Eight of 10 most polluted cities this winter were in Delhi-NCR and UP, finds CSE study
Eight of 10 most polluted cities in the country this winter were located in the Delhi-NCR and Uttar Pradesh region, an analysis by the Centre for Science and Environment (CSE) shows
Eight of 10 most polluted cities in the country this winter were located in the Delhi-NCR and Uttar Pradesh region, an analysis by the Centre for Science and Environment (CSE) shows.
The CSE’s study, the results of which were released after an extensive analysis of real-time data from cities in different regions, to throw light on the difference between 2020-21 winter and the previous winter, has identified the Delhi-NCR as the most polluted cluster.
While Ghaziabad, Bulandshahr and Greater Noida topped the list of most polluted cities in this region, Noida and Delhi were not far behind. Kanpur and Lucknow occupied sixth and ninth positions on the chart, according to the CSE analysis.
“Winter is a special challenge when inversion, and the cool and calm weather trap and spike daily pollution. While the northern Indo-Gangetic Plains is the most affected, other regions also experience a rise, but with lesser intensity. But this year, even though the average level of PM2.5 (particulate matter with diameter less than 2.5 micrometres) during summer and monsoon months was considerably lower than the previous year, due to the summer lockdown, the winter PM2.5 concentration rose in many cities across regions as compared to 2019,” said Anumita Roychowdhury, CSE’s executive director and the in-charge of research and advocacy.
She further said, “This bouncing back of pollution, post-lockdown, unmasks the high impact of local and regional pollution. This demands quicker regional reforms to curb pollution from vehicles, industry, power plants and waste burning to curb the winter pollution.”
This analysis by CSE took into account data from 99 cities across the country, where data availability for two consecutive winters meets the minimum criteria for 75% of days between October 1 and January 31.
The analysis also showed that in Delhi, the levels of PM 2.5 showed a “stable trend”. Delhi, along with 14 other cities, showed a less than 8% change in pollution levels this winter season as compared to the previous winter.

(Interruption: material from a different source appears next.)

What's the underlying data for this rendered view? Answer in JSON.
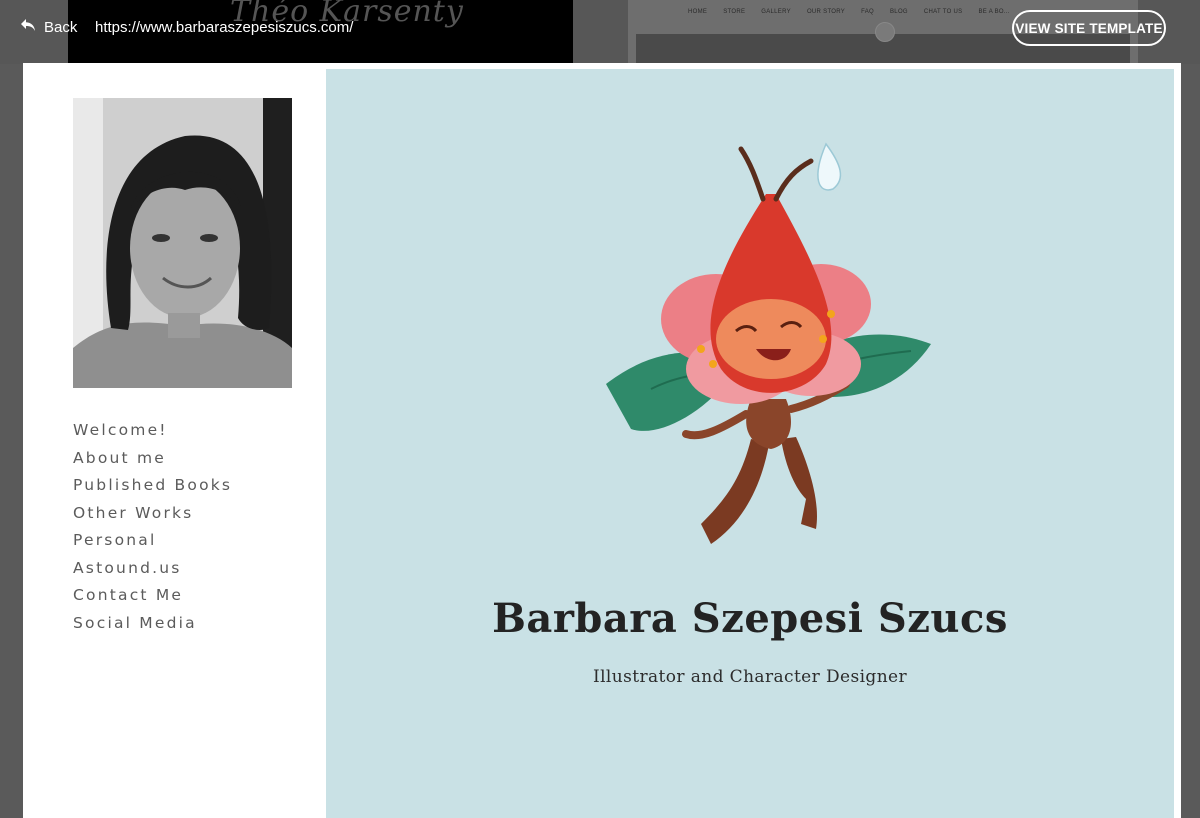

“This analysis has helped to understand the regional differences in winter pollution. Even though there is considerable regional variation, peak pollution episodes increased and synchronized within the regions during winter. At the same time, uneven rise across monitoring locations and contiguous cities pointed to the impact of local pollution,” says Avikal Somvanshi, programme manager at CSE’s urban lab team, sustainable cities programme.